Records drawn from a dataset:
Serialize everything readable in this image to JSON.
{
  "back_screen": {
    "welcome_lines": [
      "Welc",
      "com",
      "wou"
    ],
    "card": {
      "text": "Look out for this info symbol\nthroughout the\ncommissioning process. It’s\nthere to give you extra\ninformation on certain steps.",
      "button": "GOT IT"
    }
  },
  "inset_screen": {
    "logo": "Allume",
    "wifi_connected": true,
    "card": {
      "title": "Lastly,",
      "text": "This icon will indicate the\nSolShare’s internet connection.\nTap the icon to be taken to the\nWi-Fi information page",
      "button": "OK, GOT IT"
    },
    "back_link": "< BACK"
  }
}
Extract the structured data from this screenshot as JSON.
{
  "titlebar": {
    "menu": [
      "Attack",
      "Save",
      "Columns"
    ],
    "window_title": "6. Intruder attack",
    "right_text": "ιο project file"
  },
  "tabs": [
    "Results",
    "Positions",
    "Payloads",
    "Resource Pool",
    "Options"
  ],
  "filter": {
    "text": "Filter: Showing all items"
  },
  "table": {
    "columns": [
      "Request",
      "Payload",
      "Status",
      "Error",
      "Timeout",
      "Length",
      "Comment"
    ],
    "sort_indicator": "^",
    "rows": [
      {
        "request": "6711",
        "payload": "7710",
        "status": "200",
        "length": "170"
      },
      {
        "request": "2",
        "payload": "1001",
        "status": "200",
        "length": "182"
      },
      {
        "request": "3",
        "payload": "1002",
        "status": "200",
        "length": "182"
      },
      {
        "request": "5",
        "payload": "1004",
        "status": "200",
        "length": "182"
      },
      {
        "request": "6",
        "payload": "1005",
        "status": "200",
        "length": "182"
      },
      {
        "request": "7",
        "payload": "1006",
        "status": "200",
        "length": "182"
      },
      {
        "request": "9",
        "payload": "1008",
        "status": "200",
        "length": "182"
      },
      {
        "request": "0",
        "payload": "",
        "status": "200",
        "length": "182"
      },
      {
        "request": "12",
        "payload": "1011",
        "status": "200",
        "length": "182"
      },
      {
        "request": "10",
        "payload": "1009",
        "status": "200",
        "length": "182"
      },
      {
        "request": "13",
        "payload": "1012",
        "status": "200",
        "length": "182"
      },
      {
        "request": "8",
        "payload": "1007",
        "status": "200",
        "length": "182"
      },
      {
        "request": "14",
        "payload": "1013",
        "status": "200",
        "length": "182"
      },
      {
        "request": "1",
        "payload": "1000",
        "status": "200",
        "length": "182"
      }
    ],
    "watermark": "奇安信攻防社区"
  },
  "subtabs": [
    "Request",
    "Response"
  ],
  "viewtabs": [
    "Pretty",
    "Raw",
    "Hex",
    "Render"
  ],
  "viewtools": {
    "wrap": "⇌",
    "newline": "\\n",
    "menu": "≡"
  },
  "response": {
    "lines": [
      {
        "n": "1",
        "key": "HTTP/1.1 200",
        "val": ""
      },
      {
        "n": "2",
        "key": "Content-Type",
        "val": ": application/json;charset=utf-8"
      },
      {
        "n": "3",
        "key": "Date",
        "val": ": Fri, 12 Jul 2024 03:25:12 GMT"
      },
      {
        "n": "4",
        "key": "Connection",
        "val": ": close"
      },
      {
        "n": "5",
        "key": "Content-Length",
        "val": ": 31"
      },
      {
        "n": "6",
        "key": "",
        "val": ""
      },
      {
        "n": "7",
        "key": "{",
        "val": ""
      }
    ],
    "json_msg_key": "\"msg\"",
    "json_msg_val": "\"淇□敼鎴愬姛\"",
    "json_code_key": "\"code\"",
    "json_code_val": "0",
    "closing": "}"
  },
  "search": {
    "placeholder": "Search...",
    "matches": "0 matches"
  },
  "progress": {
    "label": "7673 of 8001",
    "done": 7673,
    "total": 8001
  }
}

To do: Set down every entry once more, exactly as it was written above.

Exercise result:
Serialize everything readable in this image to JSON.
{
  "back_screen": {
    "welcome_lines": [
      "Welc",
      "com",
      "wou"
    ],
    "card": {
      "text": "Look out for this info symbol\nthroughout the\ncommissioning process. It’s\nthere to give you extra\ninformation on certain steps.",
      "button": "GOT IT"
    }
  },
  "inset_screen": {
    "logo": "Allume",
    "wifi_connected": true,
    "card": {
      "title": "Lastly,",
      "text": "This icon will indicate the\nSolShare’s internet connection.\nTap the icon to be taken to the\nWi-Fi information page",
      "button": "OK, GOT IT"
    },
    "back_link": "< BACK"
  }
}
Extract the structured data from this screenshot as JSON.
{
  "titlebar": {
    "menu": [
      "Attack",
      "Save",
      "Columns"
    ],
    "window_title": "6. Intruder attack",
    "right_text": "ιο project file"
  },
  "tabs": [
    "Results",
    "Positions",
    "Payloads",
    "Resource Pool",
    "Options"
  ],
  "filter": {
    "text": "Filter: Showing all items"
  },
  "table": {
    "columns": [
      "Request",
      "Payload",
      "Status",
      "Error",
      "Timeout",
      "Length",
      "Comment"
    ],
    "sort_indicator": "^",
    "rows": [
      {
        "request": "6711",
        "payload": "7710",
        "status": "200",
        "length": "170"
      },
      {
        "request": "2",
        "payload": "1001",
        "status": "200",
        "length": "182"
      },
      {
        "request": "3",
        "payload": "1002",
        "status": "200",
        "length": "182"
      },
      {
        "request": "5",
        "payload": "1004",
        "status": "200",
        "length": "182"
      },
      {
        "request": "6",
        "payload": "1005",
        "status": "200",
        "length": "182"
      },
      {
        "request": "7",
        "payload": "1006",
        "status": "200",
        "length": "182"
      },
      {
        "request": "9",
        "payload": "1008",
        "status": "200",
        "length": "182"
      },
      {
        "request": "0",
        "payload": "",
        "status": "200",
        "length": "182"
      },
      {
        "request": "12",
        "payload": "1011",
        "status": "200",
        "length": "182"
      },
      {
        "request": "10",
        "payload": "1009",
        "status": "200",
        "length": "182"
      },
      {
        "request": "13",
        "payload": "1012",
        "status": "200",
        "length": "182"
      },
      {
        "request": "8",
        "payload": "1007",
        "status": "200",
        "length": "182"
      },
      {
        "request": "14",
        "payload": "1013",
        "status": "200",
        "length": "182"
      },
      {
        "request": "1",
        "payload": "1000",
        "status": "200",
        "length": "182"
      }
    ],
    "watermark": "奇安信攻防社区"
  },
  "subtabs": [
    "Request",
    "Response"
  ],
  "viewtabs": [
    "Pretty",
    "Raw",
    "Hex",
    "Render"
  ],
  "viewtools": {
    "wrap": "⇌",
    "newline": "\\n",
    "menu": "≡"
  },
  "response": {
    "lines": [
      {
        "n": "1",
        "key": "HTTP/1.1 200",
        "val": ""
      },
      {
        "n": "2",
        "key": "Content-Type",
        "val": ": application/json;charset=utf-8"
      },
      {
        "n": "3",
        "key": "Date",
        "val": ": Fri, 12 Jul 2024 03:25:12 GMT"
      },
      {
        "n": "4",
        "key": "Connection",
        "val": ": close"
      },
      {
        "n": "5",
        "key": "Content-Length",
        "val": ": 31"
      },
      {
        "n": "6",
        "key": "",
        "val": ""
      },
      {
        "n": "7",
        "key": "{",
        "val": ""
      }
    ],
    "json_msg_key": "\"msg\"",
    "json_msg_val": "\"淇□敼鎴愬姛\"",
    "json_code_key": "\"code\"",
    "json_code_val": "0",
    "closing": "}"
  },
  "search": {
    "placeholder": "Search...",
    "matches": "0 matches"
  },
  "progress": {
    "label": "7673 of 8001",
    "done": 7673,
    "total": 8001
  }
}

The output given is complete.